Two popular Android apps from Chinese tech giant Baidu were temporarily unavailable on the Google Play Store in October after they were caught collecting sensitive user details.
The two apps in question—Baidu Maps and Baidu Search Box—were found to collect device identifiers, such as the International Mobile Subscriber Identity (IMSI) number or MAC address, without users’ knowledge, thus making them potentially trackable online.
The discovery was made by network security firm Palo Alto Networks, who notified both Baidu and Google of their findings, after which the search company pulled the apps on October 28, citing “unspecified violations.”
As of writing, a compliant version of Baidu Search Box has been restored to the Play Store on November 19, while Baidu Maps remains unavailable until the unresolved issues highlighted by Google are fixed.

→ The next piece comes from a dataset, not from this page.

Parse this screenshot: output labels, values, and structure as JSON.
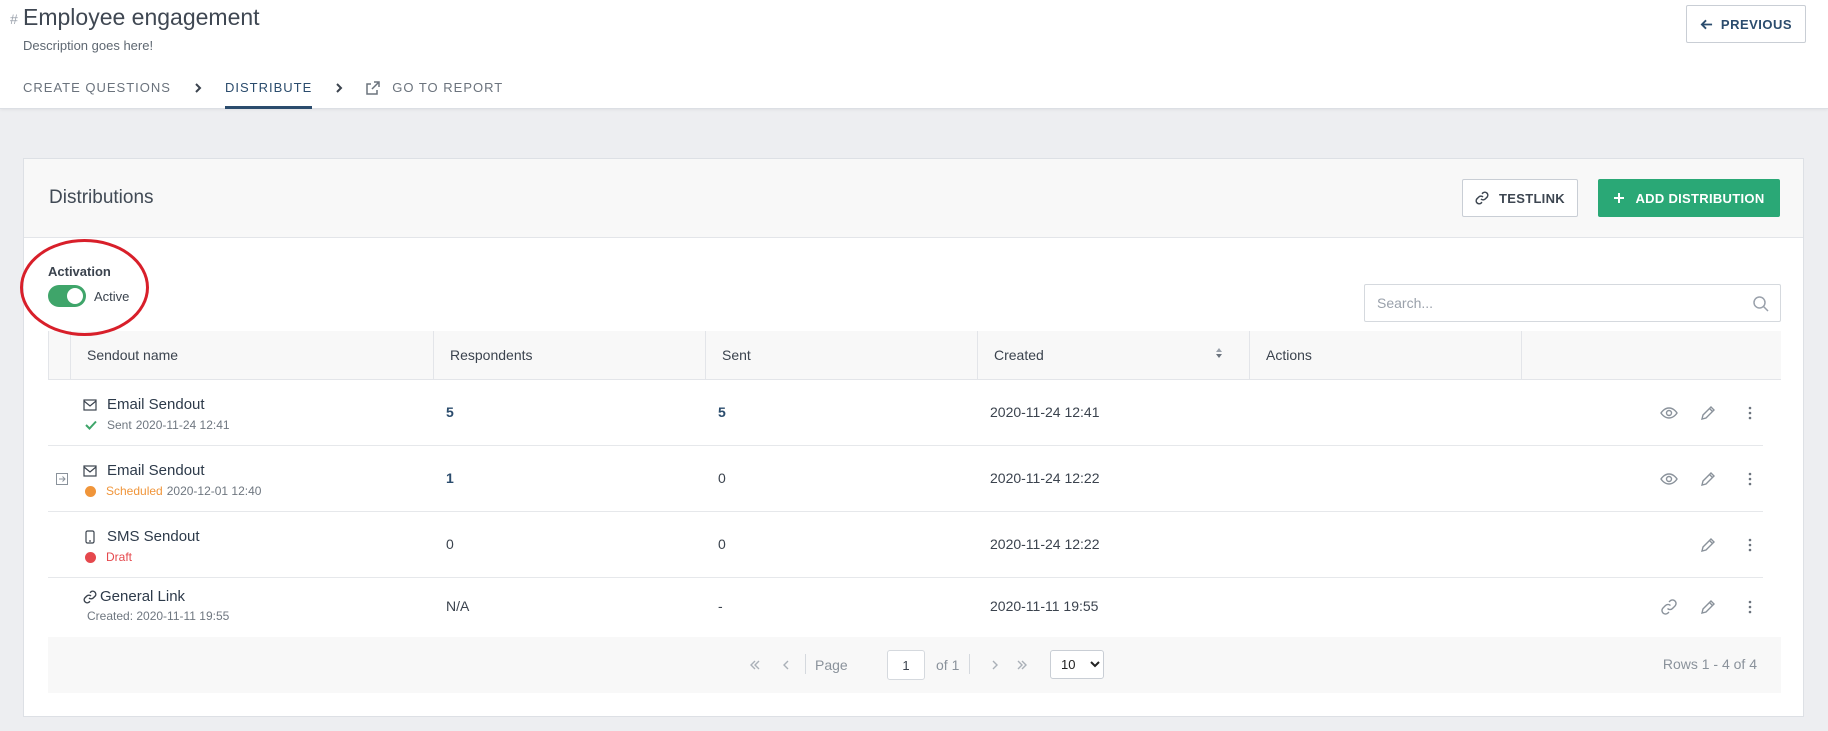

A separate app named Homestyler was also found to collect private information from users’ Android devices.
According to Palo Alto researchers, the full list of data collected by the apps include:
- Phone model
- Screen resolution
- Phone MAC address
- Carrier (Telecom Provider)
- Network (Wi-Fi, 2G, 3G, 4G, 5G)
- Android ID